- Problem -
The answer must be an exact copy of every entry.

[Component data from apps and pages]
=== Section Start ===

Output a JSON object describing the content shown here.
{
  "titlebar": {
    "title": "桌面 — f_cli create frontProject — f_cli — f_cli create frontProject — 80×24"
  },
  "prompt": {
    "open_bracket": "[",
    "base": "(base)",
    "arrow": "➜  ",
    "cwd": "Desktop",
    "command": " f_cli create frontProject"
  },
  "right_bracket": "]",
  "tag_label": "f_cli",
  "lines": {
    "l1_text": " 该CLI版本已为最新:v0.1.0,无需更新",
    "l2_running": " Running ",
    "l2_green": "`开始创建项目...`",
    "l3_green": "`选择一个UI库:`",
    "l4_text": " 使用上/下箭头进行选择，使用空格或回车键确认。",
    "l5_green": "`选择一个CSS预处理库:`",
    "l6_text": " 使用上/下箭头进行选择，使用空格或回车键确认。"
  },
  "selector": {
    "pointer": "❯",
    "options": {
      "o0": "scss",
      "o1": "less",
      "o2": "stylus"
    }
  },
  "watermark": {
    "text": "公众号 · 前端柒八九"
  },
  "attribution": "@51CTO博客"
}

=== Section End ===

- Answer space -
Output a JSON object describing the content shown here.
{
  "titlebar": {
    "title": "桌面 — f_cli create frontProject — f_cli — f_cli create frontProject — 80×24"
  },
  "prompt": {
    "open_bracket": "[",
    "base": "(base)",
    "arrow": "➜  ",
    "cwd": "Desktop",
    "command": " f_cli create frontProject"
  },
  "right_bracket": "]",
  "tag_label": "f_cli",
  "lines": {
    "l1_text": " 该CLI版本已为最新:v0.1.0,无需更新",
    "l2_running": " Running ",
    "l2_green": "`开始创建项目...`",
    "l3_green": "`选择一个UI库:`",
    "l4_text": " 使用上/下箭头进行选择，使用空格或回车键确认。",
    "l5_green": "`选择一个CSS预处理库:`",
    "l6_text": " 使用上/下箭头进行选择，使用空格或回车键确认。"
  },
  "selector": {
    "pointer": "❯",
    "options": {
      "o0": "scss",
      "o1": "less",
      "o2": "stylus"
    }
  },
  "watermark": {
    "text": "公众号 · 前端柒八九"
  },
  "attribution": "@51CTO博客"
}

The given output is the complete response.